The plebiscite sure may be a fun word to say, but it’s presence in the news is a contemptuous one. The marriage plebiscite, a vote put to the people on whether same-sex marriage should be legalised. Just like a referendum only it doesn’t change the constitution, or have any binding implications. That’s right it’s a big vote with no real consequence, an $160 million dollar opinion poll.
As young Australian’s we like to think of ourselves as a progressive society, democratically minded, thoughtful and wary of injustice. When in reality the senate doesn’t reflect this, thanks to an aging population we have the Christian Democrats and One Nation thrown into the mix. The plebiscite is being used as a diversion tactic, throwing money at an issue with the hopes of showing Labour just how many people are against it. Although Malcolm Turnbull isn’t against gay marriage, his hands and feet are tightly bound by the far right wing faction of his party.

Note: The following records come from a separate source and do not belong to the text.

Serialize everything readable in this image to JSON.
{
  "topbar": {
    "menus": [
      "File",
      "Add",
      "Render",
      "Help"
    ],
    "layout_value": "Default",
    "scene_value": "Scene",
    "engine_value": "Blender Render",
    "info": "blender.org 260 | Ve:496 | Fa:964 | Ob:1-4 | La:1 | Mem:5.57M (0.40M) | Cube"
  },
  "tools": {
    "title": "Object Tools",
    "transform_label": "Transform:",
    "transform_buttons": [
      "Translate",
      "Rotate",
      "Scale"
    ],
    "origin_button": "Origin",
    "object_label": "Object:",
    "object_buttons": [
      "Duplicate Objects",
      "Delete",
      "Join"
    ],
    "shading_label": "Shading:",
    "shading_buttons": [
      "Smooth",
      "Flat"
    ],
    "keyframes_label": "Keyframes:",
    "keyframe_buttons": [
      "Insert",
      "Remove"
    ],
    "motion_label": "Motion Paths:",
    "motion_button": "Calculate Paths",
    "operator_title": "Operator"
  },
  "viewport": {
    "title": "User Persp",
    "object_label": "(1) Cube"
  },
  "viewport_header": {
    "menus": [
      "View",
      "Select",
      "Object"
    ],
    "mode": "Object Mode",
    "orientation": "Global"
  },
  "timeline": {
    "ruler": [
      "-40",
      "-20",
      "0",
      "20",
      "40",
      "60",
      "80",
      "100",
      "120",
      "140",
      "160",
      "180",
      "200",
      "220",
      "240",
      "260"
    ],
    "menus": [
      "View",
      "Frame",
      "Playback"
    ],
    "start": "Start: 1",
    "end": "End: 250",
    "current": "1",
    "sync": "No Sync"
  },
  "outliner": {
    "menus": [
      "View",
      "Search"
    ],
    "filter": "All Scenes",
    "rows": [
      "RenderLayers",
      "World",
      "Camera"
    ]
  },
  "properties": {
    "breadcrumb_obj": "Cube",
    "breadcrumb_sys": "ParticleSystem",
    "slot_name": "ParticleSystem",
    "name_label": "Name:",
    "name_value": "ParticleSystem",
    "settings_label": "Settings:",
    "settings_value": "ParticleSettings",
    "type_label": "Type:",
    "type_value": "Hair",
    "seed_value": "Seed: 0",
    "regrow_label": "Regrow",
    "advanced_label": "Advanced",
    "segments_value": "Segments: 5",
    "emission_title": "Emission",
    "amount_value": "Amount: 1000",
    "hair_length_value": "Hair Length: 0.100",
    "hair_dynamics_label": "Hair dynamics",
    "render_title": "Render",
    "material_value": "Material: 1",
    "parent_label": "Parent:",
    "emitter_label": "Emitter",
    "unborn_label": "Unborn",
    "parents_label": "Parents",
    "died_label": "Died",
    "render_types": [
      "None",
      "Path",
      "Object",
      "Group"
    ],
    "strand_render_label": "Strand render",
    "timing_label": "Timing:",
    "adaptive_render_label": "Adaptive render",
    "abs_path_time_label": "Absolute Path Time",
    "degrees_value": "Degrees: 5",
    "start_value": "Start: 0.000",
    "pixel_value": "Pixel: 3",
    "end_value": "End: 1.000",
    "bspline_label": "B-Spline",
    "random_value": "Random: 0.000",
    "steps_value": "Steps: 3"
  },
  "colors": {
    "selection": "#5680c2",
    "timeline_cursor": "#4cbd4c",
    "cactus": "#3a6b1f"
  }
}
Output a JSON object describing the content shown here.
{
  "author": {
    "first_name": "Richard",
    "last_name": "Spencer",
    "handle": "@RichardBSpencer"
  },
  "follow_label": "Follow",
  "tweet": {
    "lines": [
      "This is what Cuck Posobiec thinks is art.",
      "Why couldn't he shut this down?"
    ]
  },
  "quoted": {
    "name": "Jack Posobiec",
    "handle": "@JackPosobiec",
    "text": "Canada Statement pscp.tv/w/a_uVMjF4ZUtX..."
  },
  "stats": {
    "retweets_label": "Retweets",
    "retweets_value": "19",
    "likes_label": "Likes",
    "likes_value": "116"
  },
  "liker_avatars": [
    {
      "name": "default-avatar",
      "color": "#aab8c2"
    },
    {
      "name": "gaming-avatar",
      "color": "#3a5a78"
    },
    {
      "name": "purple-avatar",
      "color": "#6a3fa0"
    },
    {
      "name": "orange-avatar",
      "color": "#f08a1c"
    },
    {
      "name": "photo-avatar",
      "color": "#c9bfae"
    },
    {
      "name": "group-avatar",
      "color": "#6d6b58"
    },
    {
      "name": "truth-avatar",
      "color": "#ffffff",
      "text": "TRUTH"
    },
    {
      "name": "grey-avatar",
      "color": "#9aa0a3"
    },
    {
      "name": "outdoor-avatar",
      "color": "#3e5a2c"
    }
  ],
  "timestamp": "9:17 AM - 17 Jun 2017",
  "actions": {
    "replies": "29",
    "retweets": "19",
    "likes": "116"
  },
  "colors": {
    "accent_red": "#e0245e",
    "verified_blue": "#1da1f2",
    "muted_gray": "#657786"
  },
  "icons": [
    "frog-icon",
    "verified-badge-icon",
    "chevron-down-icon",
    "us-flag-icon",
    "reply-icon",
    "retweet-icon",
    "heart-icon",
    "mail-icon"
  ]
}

Or in the case of politicians, turning up to Mardi Gras does not make you an expert.
What gives me the right to make a judgment on someone else’s life? Potentially barring them from living in matrimony with their significant other, because of fickle reasons or a scent of hate. If instead a stranger perhaps a group of strangers told me I couldn’t marry for a similarly unjustified reason there would be outrage. Inflicting your beliefs, your misunderstanding or lack of exposure to difference does not equip you to vote with the implications in mind.
For a child of same-sex parents questions are sure to arise, marriage is such a normalised thing. Why aren’t you married, how come you’re not husband and husband or why didn’t you get married, all likely to be tossed around. The innocence of a child querying his parents about why their love is any different to Sally’s parents down the road.
A marriage plebiscite would be like making a bullied kid listen to the school bullies debate whether they want to keep bullying him or not.
— Queensland Pride (@QueenslandPride) June 23, 2016
The arguments against same-sex marriage lack coherence, they talk of the sanctity of marriage, argue that heterosexuality is the only way, defend their thoughts with religion or descend into pure vitriol of hate. A plebiscite would not solve these issues, it would bring it into the open exposing what same-sex couples face everyday.
Unwed women, children out of wedlock, working women and people of colour have all experienced it, the hate, the exclusion, the disdain. And though it’s not a level playing field just yet the efforts towards equality are still striving. At least we like to think so but hey, people are debating the racial discrimination act so who knows.
Having watched enough Will and Grace episodes does not qualify us to understand the hardships of the LGBTQI community, legalising gay marriage is merely extending a comforting hand and including them. Or in the case of politicians, turning up to Mardi Gras doesn’t make you an expert. The plebiscite is just a political token, a show of good will but will likely not amount to change. Same-sex couples deserve better.